September 04, 2014
Published: Wednesday, September 3, 2014 at 4:37 p.m.
Last Modified: Wednesday, September 3, 2014 at 4:37 p.m.
One of two men released from prison Wednesday after serving 30 years for a child murder they didn't commit will live with his family in Bolivia.
Leon Brown, 46, and his brother Henry McCollum, 50, were exonerated by DNA three decades after being sentenced to die for the 1983 rape and murder of 11-year-old Sabrina Buie in Red Springs. Brown's sentence was later changed to life in prison, but McCollum was North Carolina's longest serving inmate on death row. Both brothers are intellectually disabled. When convicted, McCollum was 19, and Brown was 15.
On Tuesday, Robeson County Superior Court Judge Douglas Sasser dismissed the charges against Brown and McCollum following a hearing where an investigator with the N.C. Innocence Inquiry Commission detailed the results of new DNA testing of items found at the crime scene, said Brown's attorney James Payne, a Wilmington death-penalty certified lawyer who handles a number of high-profile cases in the Cape Fear region. Brown's other attorney was Ann Kirby of the Public Defender's Office in Pitt County. McCollum was represented by Ken Rose and Vernetta Alston, attorneys at the Center for Death Penalty Litigation in Durham.

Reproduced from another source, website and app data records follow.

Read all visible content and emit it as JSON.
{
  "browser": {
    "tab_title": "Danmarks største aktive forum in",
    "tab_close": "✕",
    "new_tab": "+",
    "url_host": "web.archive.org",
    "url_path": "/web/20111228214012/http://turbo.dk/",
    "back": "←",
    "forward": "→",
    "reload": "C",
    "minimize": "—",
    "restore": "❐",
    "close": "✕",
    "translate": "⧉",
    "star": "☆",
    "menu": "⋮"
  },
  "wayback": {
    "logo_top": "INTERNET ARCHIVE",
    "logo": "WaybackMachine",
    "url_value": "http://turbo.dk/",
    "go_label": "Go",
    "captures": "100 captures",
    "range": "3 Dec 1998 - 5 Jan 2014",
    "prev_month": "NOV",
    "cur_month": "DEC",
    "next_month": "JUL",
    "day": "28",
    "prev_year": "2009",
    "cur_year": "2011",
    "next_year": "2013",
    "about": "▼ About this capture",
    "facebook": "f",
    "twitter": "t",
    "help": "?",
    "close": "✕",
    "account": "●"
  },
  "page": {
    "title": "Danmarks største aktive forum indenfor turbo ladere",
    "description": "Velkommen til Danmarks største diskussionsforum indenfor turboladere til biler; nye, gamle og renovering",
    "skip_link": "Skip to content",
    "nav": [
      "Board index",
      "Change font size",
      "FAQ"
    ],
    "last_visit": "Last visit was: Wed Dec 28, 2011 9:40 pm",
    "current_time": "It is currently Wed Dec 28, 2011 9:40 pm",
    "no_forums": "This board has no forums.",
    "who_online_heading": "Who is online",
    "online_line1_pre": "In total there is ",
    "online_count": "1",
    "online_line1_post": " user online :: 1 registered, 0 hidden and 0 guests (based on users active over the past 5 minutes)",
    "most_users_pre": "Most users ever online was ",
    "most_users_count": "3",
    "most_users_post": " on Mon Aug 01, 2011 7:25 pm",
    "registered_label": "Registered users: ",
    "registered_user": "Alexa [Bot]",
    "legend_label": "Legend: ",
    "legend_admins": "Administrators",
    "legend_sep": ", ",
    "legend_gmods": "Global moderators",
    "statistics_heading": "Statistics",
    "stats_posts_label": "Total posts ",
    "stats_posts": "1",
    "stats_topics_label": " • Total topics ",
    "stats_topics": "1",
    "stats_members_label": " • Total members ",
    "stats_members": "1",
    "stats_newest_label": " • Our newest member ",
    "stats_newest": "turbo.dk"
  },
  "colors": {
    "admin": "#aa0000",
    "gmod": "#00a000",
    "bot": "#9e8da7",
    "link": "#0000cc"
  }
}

The DNA testing presented to the court revealed none of the items matched McCollum or Brown, Payne said. Instead, DNA found on a cigarette butt from the crimes scene matches, Roscoe Artis, 74, a convicted rapist and murderer who lived less than 100 yards from where Buie's body was found, according to Sasser.
Artis is currently serving a life sentence for a similar rape and murder that occurred less than a month after Buie's death.
"The DNA results not only contradict the state's previous theory that Mr. McCollum and Mr. Brown raped and murdered Sabrina Buie ... they, along with other circumstantial evidence, show a strong likelihood that the serial rapist and murderer Mr. Artis, alone, raped and murdered Ms. Buie," Sasser wrote in the order vacating the sentences.
While McCollum will live in Bolivia with his parents, Brown will live at an undisclosed location in North Carolina with a sister who moved here from New Jersey, Payne said.
"What happened to Mr. Brown 30 years ago is an egregious miscarriage of justice," Payne said. "The evidence was significant in breadth and scope and could have very likely resulted in an innocent verdict if it had been introduced in the original trial."
Payne said the only evidence presented at the original trial of McCollum and Brown's guilt was a confession from McCollum after five hours of interrogation, followed by a confession from Brown hours later. Payne described the men, even as adults, as having the "intellectual ability of children."
Now, Brown, who on his own in 2009 filed the request for a review of his case with the Innocence Commission that ultimately set him free, will begin the business of living, Payne said.
"He's a free man. He's out of prison as of about 12:30," Payne said Wednesday.
F.T. Norton: 343-2070
On Twitter: @FTNorton